The fourteen songs on Cranky George’s full length debut, Fat Lot of Good, show off the risk-taking and musical expertise you expect from the release going in. However, listeners likely won’t expect that the album’s songwriting does such a clear-eyed job of embodying such a wide range of human emotions. Their talent for this, likewise, seems well nigh effortless. Melodies and layers of music unfold from the band with all the naturalness of a blooming flower and they show off an innate chemistry springing, in equal parts, from deep seated connections, long experience with each other, and the underrated talent for actually listening. The production is exceptional and captures the multitude of musical details Fat Lot of Good throws at listeners while maintaining a balanced approach throughout.

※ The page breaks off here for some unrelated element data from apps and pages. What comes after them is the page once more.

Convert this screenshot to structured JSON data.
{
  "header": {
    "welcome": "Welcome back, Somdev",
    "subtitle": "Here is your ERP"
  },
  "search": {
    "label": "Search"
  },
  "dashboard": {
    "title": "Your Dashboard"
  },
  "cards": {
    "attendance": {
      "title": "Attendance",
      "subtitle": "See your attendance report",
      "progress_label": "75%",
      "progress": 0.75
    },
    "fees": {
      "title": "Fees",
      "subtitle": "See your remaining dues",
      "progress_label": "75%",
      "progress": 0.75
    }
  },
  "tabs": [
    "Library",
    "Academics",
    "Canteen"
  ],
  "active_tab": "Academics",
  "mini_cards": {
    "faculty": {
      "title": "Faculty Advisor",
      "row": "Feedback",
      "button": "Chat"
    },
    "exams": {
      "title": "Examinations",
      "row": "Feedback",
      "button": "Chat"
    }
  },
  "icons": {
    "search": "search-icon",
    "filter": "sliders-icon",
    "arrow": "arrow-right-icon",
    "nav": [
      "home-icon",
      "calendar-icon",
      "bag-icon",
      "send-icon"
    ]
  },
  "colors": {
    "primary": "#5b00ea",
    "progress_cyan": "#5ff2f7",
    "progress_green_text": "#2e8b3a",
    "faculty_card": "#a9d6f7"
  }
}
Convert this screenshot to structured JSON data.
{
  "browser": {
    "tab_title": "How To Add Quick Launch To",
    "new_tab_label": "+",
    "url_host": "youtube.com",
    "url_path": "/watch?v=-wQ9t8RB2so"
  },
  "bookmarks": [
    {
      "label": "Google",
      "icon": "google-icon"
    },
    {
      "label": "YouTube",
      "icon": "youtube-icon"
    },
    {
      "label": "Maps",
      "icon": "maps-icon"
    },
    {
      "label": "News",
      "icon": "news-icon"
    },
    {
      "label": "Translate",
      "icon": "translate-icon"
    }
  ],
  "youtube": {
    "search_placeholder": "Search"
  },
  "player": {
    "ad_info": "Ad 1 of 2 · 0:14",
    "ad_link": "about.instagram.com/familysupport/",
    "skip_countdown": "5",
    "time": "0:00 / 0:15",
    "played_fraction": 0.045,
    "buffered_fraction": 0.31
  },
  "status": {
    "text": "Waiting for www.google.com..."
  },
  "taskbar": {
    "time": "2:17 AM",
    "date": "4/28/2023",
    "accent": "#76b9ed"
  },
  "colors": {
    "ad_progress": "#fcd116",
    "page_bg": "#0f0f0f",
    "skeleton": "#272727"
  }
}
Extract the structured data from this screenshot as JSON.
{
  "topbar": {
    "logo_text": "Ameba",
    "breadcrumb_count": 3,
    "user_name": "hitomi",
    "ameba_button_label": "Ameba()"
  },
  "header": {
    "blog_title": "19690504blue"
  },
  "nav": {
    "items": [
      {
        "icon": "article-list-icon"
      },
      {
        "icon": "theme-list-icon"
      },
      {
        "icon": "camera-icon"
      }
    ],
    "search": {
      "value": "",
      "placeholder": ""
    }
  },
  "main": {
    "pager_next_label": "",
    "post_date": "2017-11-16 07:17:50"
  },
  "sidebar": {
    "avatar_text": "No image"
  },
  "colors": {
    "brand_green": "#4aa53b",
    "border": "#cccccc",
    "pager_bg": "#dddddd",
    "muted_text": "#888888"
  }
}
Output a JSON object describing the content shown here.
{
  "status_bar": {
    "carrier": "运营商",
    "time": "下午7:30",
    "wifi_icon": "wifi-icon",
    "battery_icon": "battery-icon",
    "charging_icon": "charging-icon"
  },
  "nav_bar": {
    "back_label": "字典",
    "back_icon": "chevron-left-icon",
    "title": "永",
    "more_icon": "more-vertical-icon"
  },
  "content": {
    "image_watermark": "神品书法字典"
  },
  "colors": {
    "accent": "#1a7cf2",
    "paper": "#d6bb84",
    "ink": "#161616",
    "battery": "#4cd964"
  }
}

It gets off to a rollicking, even slightly humorous, start on the opener “Tunnel of Love”. Cranky George’s songwriting certainly doesn’t shy away from overturning clichés, but it doesn’t come off as preachy or heavy handed in any way to hear them claim that the tunnel of love is just another lie. The bridge where Cranky George’s narrator becomes confused about the name of his girl of the moment is a particularly effective moment. “Greenland’s Ice” is a straight-forward folk song resisting anything in the way of needless embellish in favor of listeners focusing more than any time before on Cranky George’s lyrical content. Dermot Mulroney takes a vocal turn on another bittersweet, yet slightly tongue in cheek, number “Misery Road”. The music has a stripped back quality compared to some of its predecessors and Mulroney’s dramatic reading does a good job of capturing the lyrics’ inherent sarcasm. The guitar makes its presence much more strongly felt on “Waltz in Blue”, but the real stars here is the form and the sarcasm bubbling just below the song’s surface.
The band takes on some familiar subject matter with “The Man with Burning Eyes”, but their take on this particular songwriting formula never fails to find original imagery to harvest for their own variation on the tradition. The faster pace gives the song a tremendous surfeit of energy. Meditative grace returns with the unsurprisingly melancholy of “The Bones”. It’s one of the album’s best vocals as well, but much of its impact can be traced to phrasing and the careful consideration shown to each word. There’s a light, surprising bounce to the album’s penultimate song “Summer Dress” listeners will simply not find elsewhere. It sounds it wants to come off like reggae or light ska and the unique approach gives the song an unique feel that will find broad=based appeal.
There isn’t a single second of filler on Fat Lot of Good. Cranky George works together to craft a powerful fourteen song collection that alternates between light, darkness, playfulness, and despair without going too far in any one direction. The participants have carried on in grand fashion with their own esteemed musical pedigrees and Fat Lot of Good adds another feather to their collective and individual caps
9 out of 10 stars.